### Exercise brief
Scan the records for "during" and copy each line that contains it.

[Dataset entries]
———
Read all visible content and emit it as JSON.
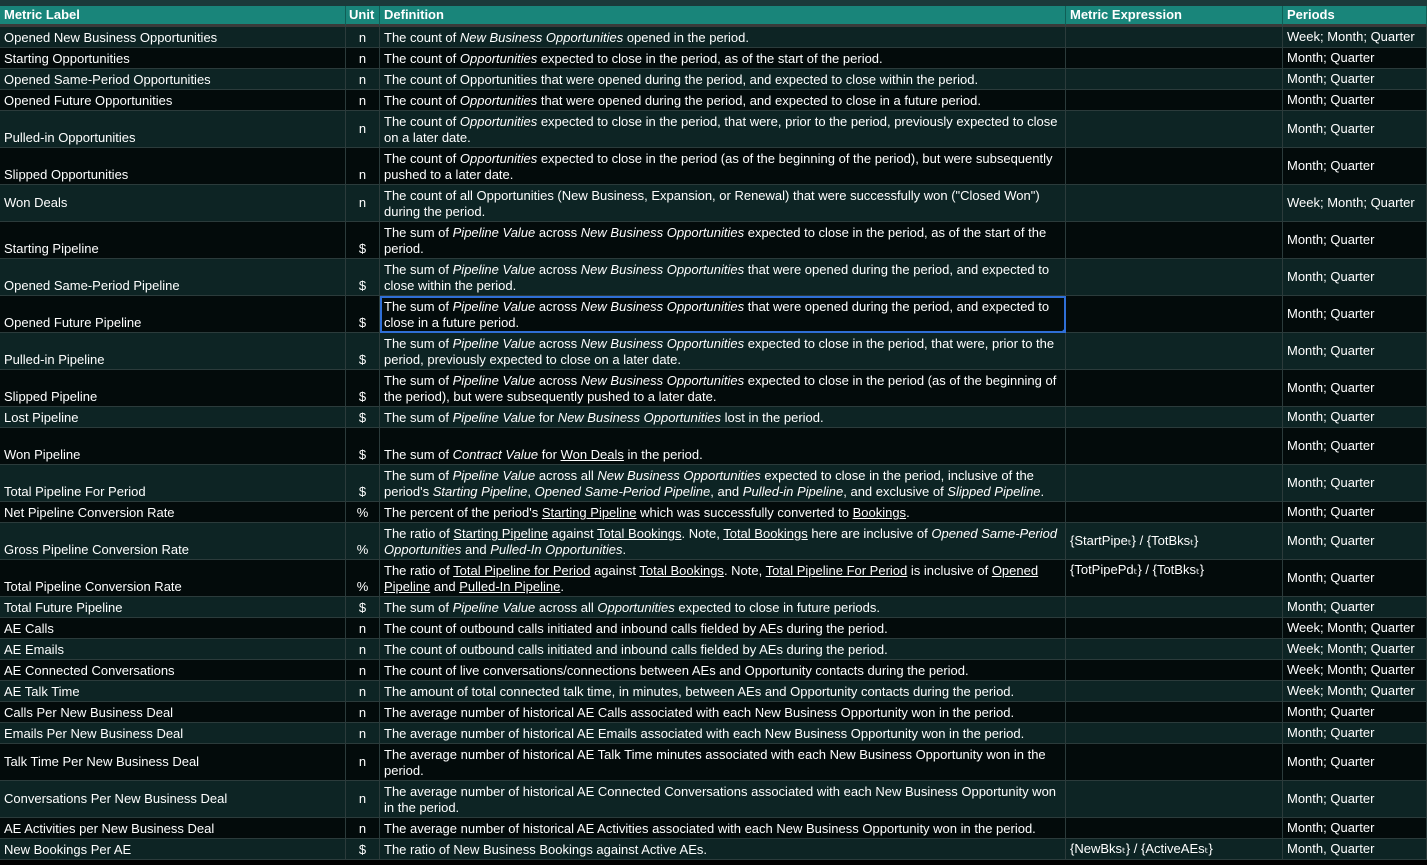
{
  "headers": {
    "label": "Metric Label",
    "unit": "Unit",
    "definition": "Definition",
    "expression": "Metric Expression",
    "periods": "Periods"
  },
  "rows": [
    {
      "label": "Opened New Business Opportunities",
      "unit": "n",
      "def": [
        {
          "t": "The count of "
        },
        {
          "t": "New Business Opportunities",
          "i": 1
        },
        {
          "t": " opened in the period."
        }
      ],
      "expr": "",
      "periods": "Week; Month; Quarter",
      "h": 1
    },
    {
      "label": "Starting Opportunities",
      "unit": "n",
      "def": [
        {
          "t": "The count of "
        },
        {
          "t": "Opportunities",
          "i": 1
        },
        {
          "t": " expected to close in the period, as of the start of the period."
        }
      ],
      "expr": "",
      "periods": "Month; Quarter",
      "h": 1
    },
    {
      "label": "Opened Same-Period Opportunities",
      "unit": "n",
      "def": [
        {
          "t": "The count of Opportunities that were opened during the period, and expected to close within the period."
        }
      ],
      "expr": "",
      "periods": "Month; Quarter",
      "h": 1
    },
    {
      "label": "Opened Future Opportunities",
      "unit": "n",
      "def": [
        {
          "t": "The count of "
        },
        {
          "t": "Opportunities",
          "i": 1
        },
        {
          "t": " that were opened during the period, and expected to close in a future period."
        }
      ],
      "expr": "",
      "periods": "Month; Quarter",
      "h": 1
    },
    {
      "label": "Pulled-in Opportunities",
      "unit": "n",
      "def": [
        {
          "t": "The count of "
        },
        {
          "t": "Opportunities",
          "i": 1
        },
        {
          "t": " expected to close in the period, that were, prior to the period, previously expected to close on a later date."
        }
      ],
      "expr": "",
      "periods": "Month; Quarter",
      "h": 2,
      "unitMid": 1
    },
    {
      "label": "Slipped Opportunities",
      "unit": "n",
      "def": [
        {
          "t": "The count of "
        },
        {
          "t": "Opportunities",
          "i": 1
        },
        {
          "t": " expected to close in the period (as of the beginning of the period), but were subsequently pushed to a later date."
        }
      ],
      "expr": "",
      "periods": "Month; Quarter",
      "h": 2
    },
    {
      "label": "Won Deals",
      "unit": "n",
      "def": [
        {
          "t": "The count of all Opportunities (New Business, Expansion, or Renewal) that were successfully won (\"Closed Won\") during the period."
        }
      ],
      "expr": "",
      "periods": "Week; Month; Quarter",
      "h": 2,
      "labelMid": 1,
      "unitMid": 1
    },
    {
      "label": "Starting Pipeline",
      "unit": "$",
      "def": [
        {
          "t": "The sum of "
        },
        {
          "t": "Pipeline Value",
          "i": 1
        },
        {
          "t": " across "
        },
        {
          "t": "New Business Opportunities",
          "i": 1
        },
        {
          "t": " expected to close in the period, as of the start of the period."
        }
      ],
      "expr": "",
      "periods": "Month; Quarter",
      "h": 2
    },
    {
      "label": "Opened Same-Period Pipeline",
      "unit": "$",
      "def": [
        {
          "t": "The sum of "
        },
        {
          "t": "Pipeline Value",
          "i": 1
        },
        {
          "t": " across "
        },
        {
          "t": "New Business Opportunities",
          "i": 1
        },
        {
          "t": " that were opened during the period, and expected to close within the period."
        }
      ],
      "expr": "",
      "periods": "Month; Quarter",
      "h": 2
    },
    {
      "label": "Opened Future Pipeline",
      "unit": "$",
      "def": [
        {
          "t": "The sum of "
        },
        {
          "t": "Pipeline Value",
          "i": 1
        },
        {
          "t": " across "
        },
        {
          "t": "New Business Opportunities",
          "i": 1
        },
        {
          "t": " that were opened during the period, and expected to close in a future period."
        }
      ],
      "expr": "",
      "periods": "Month; Quarter",
      "h": 2,
      "selected": 1
    },
    {
      "label": "Pulled-in Pipeline",
      "unit": "$",
      "def": [
        {
          "t": "The sum of "
        },
        {
          "t": "Pipeline Value",
          "i": 1
        },
        {
          "t": " across "
        },
        {
          "t": "New Business Opportunities",
          "i": 1
        },
        {
          "t": " expected to close in the period, that were, prior to the period, previously expected to close on a later date."
        }
      ],
      "expr": "",
      "periods": "Month; Quarter",
      "h": 2
    },
    {
      "label": "Slipped Pipeline",
      "unit": "$",
      "def": [
        {
          "t": "The sum of "
        },
        {
          "t": "Pipeline Value",
          "i": 1
        },
        {
          "t": " across "
        },
        {
          "t": "New Business Opportunities",
          "i": 1
        },
        {
          "t": " expected to close in the period (as of the beginning of the period), but were subsequently pushed to a later date."
        }
      ],
      "expr": "",
      "periods": "Month; Quarter",
      "h": 2
    },
    {
      "label": "Lost Pipeline",
      "unit": "$",
      "def": [
        {
          "t": "The sum of "
        },
        {
          "t": "Pipeline Value",
          "i": 1
        },
        {
          "t": " for "
        },
        {
          "t": "New Business Opportunities",
          "i": 1
        },
        {
          "t": " lost in the period."
        }
      ],
      "expr": "",
      "periods": "Month; Quarter",
      "h": 1
    },
    {
      "label": "Won Pipeline",
      "unit": "$",
      "def": [
        {
          "t": "The sum of "
        },
        {
          "t": "Contract Value",
          "i": 1
        },
        {
          "t": " for "
        },
        {
          "t": "Won Deals",
          "u": 1
        },
        {
          "t": " in the period."
        }
      ],
      "expr": "",
      "periods": "Month; Quarter",
      "h": 2
    },
    {
      "label": "Total Pipeline For Period",
      "unit": "$",
      "def": [
        {
          "t": "The sum of "
        },
        {
          "t": "Pipeline Value",
          "i": 1
        },
        {
          "t": " across all "
        },
        {
          "t": "New Business Opportunities",
          "i": 1
        },
        {
          "t": " expected to close in the period, inclusive of the period's "
        },
        {
          "t": "Starting Pipeline",
          "i": 1
        },
        {
          "t": ", "
        },
        {
          "t": "Opened Same-Period Pipeline",
          "i": 1
        },
        {
          "t": ", and "
        },
        {
          "t": "Pulled-in Pipeline",
          "i": 1
        },
        {
          "t": ", and exclusive of "
        },
        {
          "t": "Slipped Pipeline",
          "i": 1
        },
        {
          "t": "."
        }
      ],
      "expr": "",
      "periods": "Month; Quarter",
      "h": 2
    },
    {
      "label": "Net Pipeline Conversion Rate",
      "unit": "%",
      "def": [
        {
          "t": "The percent of the period's "
        },
        {
          "t": "Starting Pipeline",
          "u": 1
        },
        {
          "t": " which was successfully converted to "
        },
        {
          "t": "Bookings",
          "u": 1
        },
        {
          "t": "."
        }
      ],
      "expr": "",
      "periods": "Month; Quarter",
      "h": 1
    },
    {
      "label": "Gross Pipeline Conversion Rate",
      "unit": "%",
      "def": [
        {
          "t": "The ratio of "
        },
        {
          "t": "Starting Pipeline",
          "u": 1
        },
        {
          "t": " against "
        },
        {
          "t": "Total Bookings",
          "u": 1
        },
        {
          "t": ". Note, "
        },
        {
          "t": "Total Bookings",
          "u": 1
        },
        {
          "t": " here are inclusive of "
        },
        {
          "t": "Opened Same-Period Opportunities",
          "i": 1
        },
        {
          "t": " and "
        },
        {
          "t": "Pulled-In Opportunities",
          "i": 1
        },
        {
          "t": "."
        }
      ],
      "expr": "{StartPipeₜ} / {TotBksₜ}",
      "periods": "Month; Quarter",
      "h": 2
    },
    {
      "label": "Total Pipeline Conversion Rate",
      "unit": "%",
      "def": [
        {
          "t": "The ratio of "
        },
        {
          "t": "Total Pipeline for Period",
          "u": 1
        },
        {
          "t": " against "
        },
        {
          "t": "Total Bookings",
          "u": 1
        },
        {
          "t": ". Note, "
        },
        {
          "t": "Total Pipeline For Period",
          "u": 1
        },
        {
          "t": " is inclusive of "
        },
        {
          "t": "Opened Pipeline",
          "u": 1
        },
        {
          "t": " and "
        },
        {
          "t": "Pulled-In Pipeline",
          "u": 1
        },
        {
          "t": "."
        }
      ],
      "expr": "{TotPipePdₜ} / {TotBksₜ}",
      "periods": "Month; Quarter",
      "h": 2,
      "exprTop": 1
    },
    {
      "label": "Total Future Pipeline",
      "unit": "$",
      "def": [
        {
          "t": "The sum of "
        },
        {
          "t": "Pipeline Value",
          "i": 1
        },
        {
          "t": " across all "
        },
        {
          "t": "Opportunities",
          "i": 1
        },
        {
          "t": " expected to close in future periods."
        }
      ],
      "expr": "",
      "periods": "Month; Quarter",
      "h": 1
    },
    {
      "label": "AE Calls",
      "unit": "n",
      "def": [
        {
          "t": "The count of outbound calls initiated and inbound calls fielded by AEs during the period."
        }
      ],
      "expr": "",
      "periods": "Week; Month; Quarter",
      "h": 1
    },
    {
      "label": "AE Emails",
      "unit": "n",
      "def": [
        {
          "t": "The count of outbound calls initiated and inbound calls fielded by AEs during the period."
        }
      ],
      "expr": "",
      "periods": "Week; Month; Quarter",
      "h": 1
    },
    {
      "label": "AE Connected Conversations",
      "unit": "n",
      "def": [
        {
          "t": "The count of live conversations/connections between AEs and Opportunity contacts during the period."
        }
      ],
      "expr": "",
      "periods": "Week; Month; Quarter",
      "h": 1
    },
    {
      "label": "AE Talk Time",
      "unit": "n",
      "def": [
        {
          "t": "The amount of total connected talk time, in minutes, between AEs and Opportunity contacts during the period."
        }
      ],
      "expr": "",
      "periods": "Week; Month; Quarter",
      "h": 1
    },
    {
      "label": "Calls Per New Business Deal",
      "unit": "n",
      "def": [
        {
          "t": "The average number of historical AE Calls associated with each New Business Opportunity won in the period."
        }
      ],
      "expr": "",
      "periods": "Month; Quarter",
      "h": 1
    },
    {
      "label": "Emails Per New Business Deal",
      "unit": "n",
      "def": [
        {
          "t": "The average number of historical AE Emails associated with each New Business Opportunity won in the period."
        }
      ],
      "expr": "",
      "periods": "Month; Quarter",
      "h": 1
    },
    {
      "label": "Talk Time Per New Business Deal",
      "unit": "n",
      "def": [
        {
          "t": "The average number of historical AE Talk Time minutes associated with each New Business Opportunity won in the period."
        }
      ],
      "expr": "",
      "periods": "Month; Quarter",
      "h": 2,
      "labelMid": 1,
      "unitMid": 1
    },
    {
      "label": "Conversations Per New Business Deal",
      "unit": "n",
      "def": [
        {
          "t": "The average number of historical AE Connected Conversations associated with each New Business Opportunity won in the period."
        }
      ],
      "expr": "",
      "periods": "Month; Quarter",
      "h": 2,
      "labelMid": 1,
      "unitMid": 1
    },
    {
      "label": "AE Activities per New Business Deal",
      "unit": "n",
      "def": [
        {
          "t": "The average number of historical AE Activities associated with each New Business Opportunity won in the period."
        }
      ],
      "expr": "",
      "periods": "Month; Quarter",
      "h": 1
    },
    {
      "label": "New Bookings Per AE",
      "unit": "$",
      "def": [
        {
          "t": "The ratio of New Business Bookings against Active AEs."
        }
      ],
      "expr": "{NewBksₜ} / {ActiveAEsₜ}",
      "periods": "Month, Quarter",
      "h": 1
    }
  ]
}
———
### Your solution
          "t": "The count of Opportunities that were opened during the period, and expected to close within the period."
          "t": " that were opened during the period, and expected to close in a future period."
          "t": "The count of all Opportunities (New Business, Expansion, or Renewal) that were successfully won (\"Closed Won\") during the period."
          "t": " that were opened during the period, and expected to close within the period."
          "t": " that were opened during the period, and expected to close in a future period."
          "t": "The count of outbound calls initiated and inbound calls fielded by AEs during the period."
          "t": "The count of outbound calls initiated and inbound calls fielded by AEs during the period."
          "t": "The count of live conversations/connections between AEs and Opportunity contacts during the period."
          "t": "The amount of total connected talk time, in minutes, between AEs and Opportunity contacts during the period."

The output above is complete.